AUBURN, ALA. – It is early November, about the time when the late-season appointment known as “the deep south’s oldest rivalry” – Georgia-Auburn – traditionally erupts.
And, surprise, there standing at the lectern, spreading layer upon layer of vanilla pudding and mayonnaise over this big event was none other than Gus Malzahn.
What? He’s still here? Still standing? Wasn’t Auburn supposed to feed its insatiable impatience and fire this coach, too? And well before the first leaf turned?
After going to the BCS Championship and coming within a Jameis Winston-led drive of winning it all in 2013, Malzahn’s Tigers seriously undershot expectation. Picked a pre-season top 10 last season, they went 7-6 and to the Birmingham Bowl. Then this season began 1-2, including an opening loss to Clemson in which Malzahn changed direction on his quarterbacks with the impulsive frenzy of a dog chasing squirrels.
He was a coach on a spit, slowly roasting, nearly done. The experts at SEC media week picked his team to finish last in the West this season, and by extension, seemed to vote Malzahn Most Likely to Relocate.
Then a call goes his way at the end of the LSU game.

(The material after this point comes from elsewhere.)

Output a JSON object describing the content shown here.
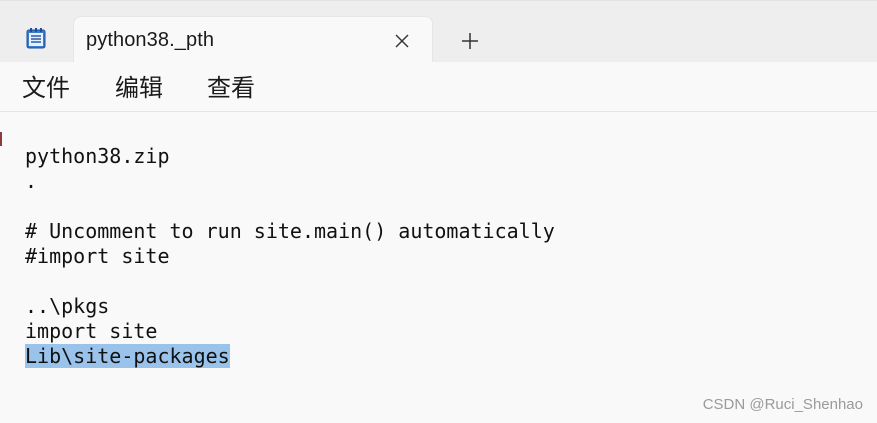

Auburn gets on a little roll, winning six straight, running the ball with wild abandon and scoring points in great profusion. Look at the Tigers now: Ranked eighth in the country, 5-1 in the SEC, and needing to beat Georgia in Athens to set up a truly meaningful Iron Bowl against Alabama.
How did they get here?
Apparently, on faith.
“A lot of the guys on the team sort of recognized early on that we would be able to do great things this season,” Auburn senior lineman Robert Leff said.
He continued: “Obviously there were question marks the first week or two. But everybody could tell in the program that we were going to be able to do great things. We just needed to smooth out the bumps and figure out how to make everything work together.”
Malzahn, meanwhile, took the opportunity during Tuesday’s presser to say: It was all me! I did it! In your face, braying masses!
No, of course, he didn’t.
“It’s the leadership of our players, that’s really where it starts,” is what he really said, explaining the turnaround.
“We went through a little bit of a storm early. Coaches are used to dealing with that. It was the leadership of the team – they never budged. They didn’t listen to any kind of negativity. They just kept working. We never had a bad practice. We never had a practice where you felt “Ohhhhh, no.” It’s our players. It’s our leadership. They deserve the credit.”
It also helped that Malzahn seemed to rectify what had been chronic quarterback issues, settling on sophomore Sean White (playing with a banged up shoulder). And that he rekindled Auburn’s relationship with playing defense.
Malzahn looked quite robust for someone all but written-off at the season’s beginning.
And he was in tip-top form in advance of meeting Georgia, revealing nothing. The biggest question revolves around the SEC’s leading rusher, Kamryn Pettway, who left last week’s game with what, a quad injury?
“A leg injury,” he said, engaging in the usual public vagueness.
“We’re hoping to get him on the practice field today or tomorrow,” Malzahn said. “He has done well so far. He is kind of a quick healer. I’ll know more later in the week, but he is planning on practicing.”
Who knew that November would come and Auburn would be this hearty and Malzahn still would be doing the head coach’s press conference dance?
There’s the theme for this week: There really is something to be said for staying the course.
Just ask Gus Malzahn or Thomas Dimitroff.